Landowners near Center, N.D., had an opportunity on April 6 to receive updates on Project Tundra development efforts, ask questions of the project leaders and learn more from the scientists who have studied the area’s geology for carbon dioxide (CO2) storage.
Minnkota has reached significant milestones in 2022 in its pursuit of Project Tundra. In January, the cooperative received the necessary permits to safely and permanently store CO2 in the area. In addition, the designated storage site became the second in the United States to receive approval of its Monitoring, Reporting and Verification (MRV) plan from the Environmental Protection Agency. The MRV plan is required to utilize federal 45Q tax credits for the project.
“These approvals are essential for Project Tundra to move forward,” said Mac McLennan, Minnkota president and CEO. “We remain grateful for the outstanding support we’ve received from area landowners, the city of Center and the communities around Oliver County. Project Tundra would not be possible without these strong partnerships and your continued cooperation as we continue ahead.”
Among the speakers at the landowner meeting were McLennan, Shannon Mikula, Minnkota environmental manager and Project Tundra geologic storage lead; and Wes Peck, Assistant Director for Subsurface Strategies at the Energy & Environmental Research Center. Both in-person and virtual meetings have been held consistently over the last few years to ensure landowners and other key stakeholders receive timely project updates and have a forum to ask questions and provide feedback.
Minnkota anticipates completing engineering work and permitting of the CO2 capture facility. Additional work will be completed to refine the project’s economic model and prepare to pursue financing efforts. A decision on whether to move forward with construction is expected before the end of the year.

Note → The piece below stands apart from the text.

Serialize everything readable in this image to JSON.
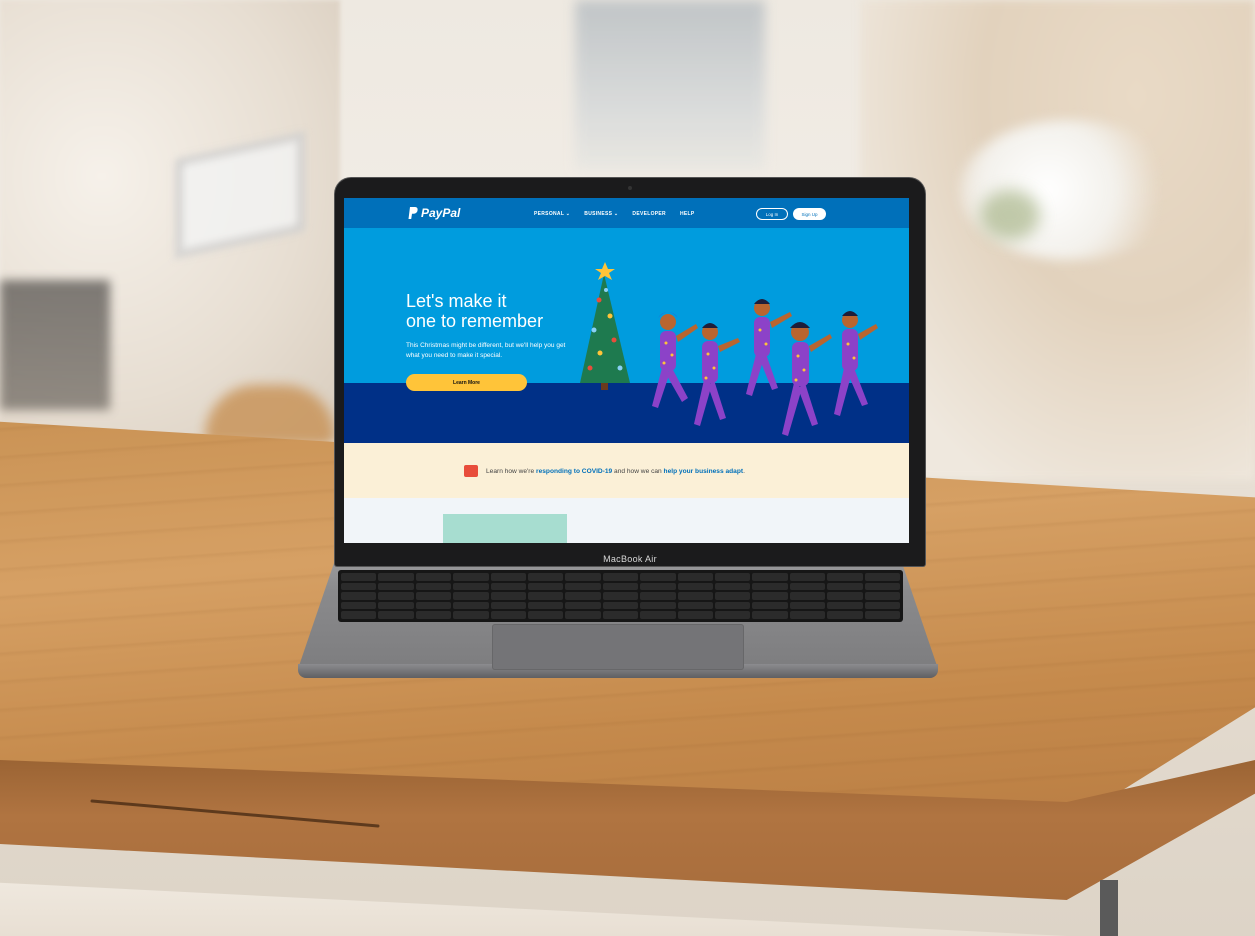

“We believe this project can serve as a blueprint for the rest of the state, country and world to preserve coal-based power plants, while making important progress toward environmental goals, including Governor Burgum’s goal to be net carbon neutral by 2030,” McLennan said.